Baking with her grandmother, mom and sister helped her cope with breast cancer.
Posted in , Dec 1, 2006
The competition was on. My grandmother, Nona, as we called her, plopped the big ball of dough onto the table, and my older sister, Arlene, and I each tore off a piece.
Our small hands rolled the golf-ball-sized chunks into long, thin strips we twisted into tight knots and placed side by side on the cookie sheet. "Your cookie's too small," Arlene teased. "Yours is too big!" I shot back.
Mom came over and gave each of ours a close inspection. "Good job, both of you," she said. Then she placed her own perfectly sized, perfectly shaped cookie onto the sheet next to ours. Mom's taralles always put ours to shame.
Maybe you never heard of taralles. They're a braided Italian cookie with a hint of orange, frosted with a vanilla icing.
Ever since my siblings and I were very little, growing up in Scranton, Pennsylvania, we made them with my mom and Nona for special occasions—especially at Christmas. It's a recipe passed down from generation to generation.
I wish everything that got passed down could be as good as those cookies. But four years ago, I discovered a lump in my breast. Like my mom and hers before her, I was diagnosed with breast cancer.
I was working in California, far from my family, climbing the corporate ladder. My doctor recommended a lumpectomy, and a full course of chemotherapy.
Before long, I lost my hair and my vitality. My worries surrounded me. Did the lumpectomy remove the entire tumor? Will I need a mastectomy?
Mom came to the rescue. Seventy-five years old, she flew across the country to stay with me. Every morning she woke me up and accompanied me to my treatments. "I know you're scared," she told me. "I was too." Each day, we held hands and closed our eyes in prayer. God, I prayed, please help me find the strength to fight this.
One day when I was really down, Mom said "Why don't we bake taralles?" Cookies? I thought. I probably won't even be able to stomach them. First Mom cleared the table. With her hands she mixed the flour, sugar and eggs.
Soon the dough was smooth. I broke off a piece, remembering those competitions my sister and I always had. I twisted the strip into a knot and placed it on the cookie sheet. Mom eyed it critically. "Perfect," she said. We put the cookies in the oven and waited.
The next step was my favorite—adding the icing. "You and your sister loved eating it directly from the bowl," Mom said. I dipped a finger in and tasted the icing. The creamy mixture dissolved on my tongue. "Delicious."
The next six weeks, Mom and I made taralles and other family favorites. I invited friends and neighbors to make taralles with me. With every visitor, every meal, I realized yet another person who was praying for me, giving me support. They possessed all the strength I could ask for.
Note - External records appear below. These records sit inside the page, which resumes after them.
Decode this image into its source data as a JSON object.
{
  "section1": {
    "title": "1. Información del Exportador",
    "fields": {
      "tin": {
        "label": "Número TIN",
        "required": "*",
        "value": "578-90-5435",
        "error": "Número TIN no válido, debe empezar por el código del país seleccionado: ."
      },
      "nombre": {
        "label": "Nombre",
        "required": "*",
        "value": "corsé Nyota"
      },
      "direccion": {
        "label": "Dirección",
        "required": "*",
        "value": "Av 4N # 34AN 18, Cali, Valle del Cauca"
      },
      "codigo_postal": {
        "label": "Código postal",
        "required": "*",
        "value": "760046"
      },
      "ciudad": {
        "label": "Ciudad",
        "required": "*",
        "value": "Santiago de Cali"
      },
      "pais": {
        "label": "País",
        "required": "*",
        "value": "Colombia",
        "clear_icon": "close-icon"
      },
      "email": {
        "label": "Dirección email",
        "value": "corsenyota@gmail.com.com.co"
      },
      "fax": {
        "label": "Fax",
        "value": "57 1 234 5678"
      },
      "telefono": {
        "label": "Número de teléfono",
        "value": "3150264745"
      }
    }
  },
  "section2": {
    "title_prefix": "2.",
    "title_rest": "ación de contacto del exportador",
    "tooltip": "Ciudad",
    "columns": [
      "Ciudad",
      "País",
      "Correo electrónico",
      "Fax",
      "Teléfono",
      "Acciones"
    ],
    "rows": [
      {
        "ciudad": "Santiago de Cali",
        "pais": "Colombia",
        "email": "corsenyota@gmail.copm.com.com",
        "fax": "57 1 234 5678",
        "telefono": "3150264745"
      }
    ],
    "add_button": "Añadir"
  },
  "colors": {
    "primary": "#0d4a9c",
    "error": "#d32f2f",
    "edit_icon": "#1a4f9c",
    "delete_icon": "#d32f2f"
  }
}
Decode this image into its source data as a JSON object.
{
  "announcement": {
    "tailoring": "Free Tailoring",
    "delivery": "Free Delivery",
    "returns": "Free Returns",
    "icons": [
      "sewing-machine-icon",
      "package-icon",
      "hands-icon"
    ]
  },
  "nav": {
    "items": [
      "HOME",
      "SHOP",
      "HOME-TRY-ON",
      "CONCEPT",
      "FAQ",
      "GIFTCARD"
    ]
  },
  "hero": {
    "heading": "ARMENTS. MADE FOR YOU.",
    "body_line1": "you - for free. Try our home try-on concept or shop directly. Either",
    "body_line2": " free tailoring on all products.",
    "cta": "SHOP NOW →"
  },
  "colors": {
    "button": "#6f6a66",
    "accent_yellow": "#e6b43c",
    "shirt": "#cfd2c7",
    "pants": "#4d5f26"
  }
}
The next Christmas, I was celebrating my first year of survivorship. I gave each family member a gift they loved—a book of our favorite recipes.
Every dish reminds me that no matter where I am or what obstacles are in my way, my family is always there with me.
Try the Taralles!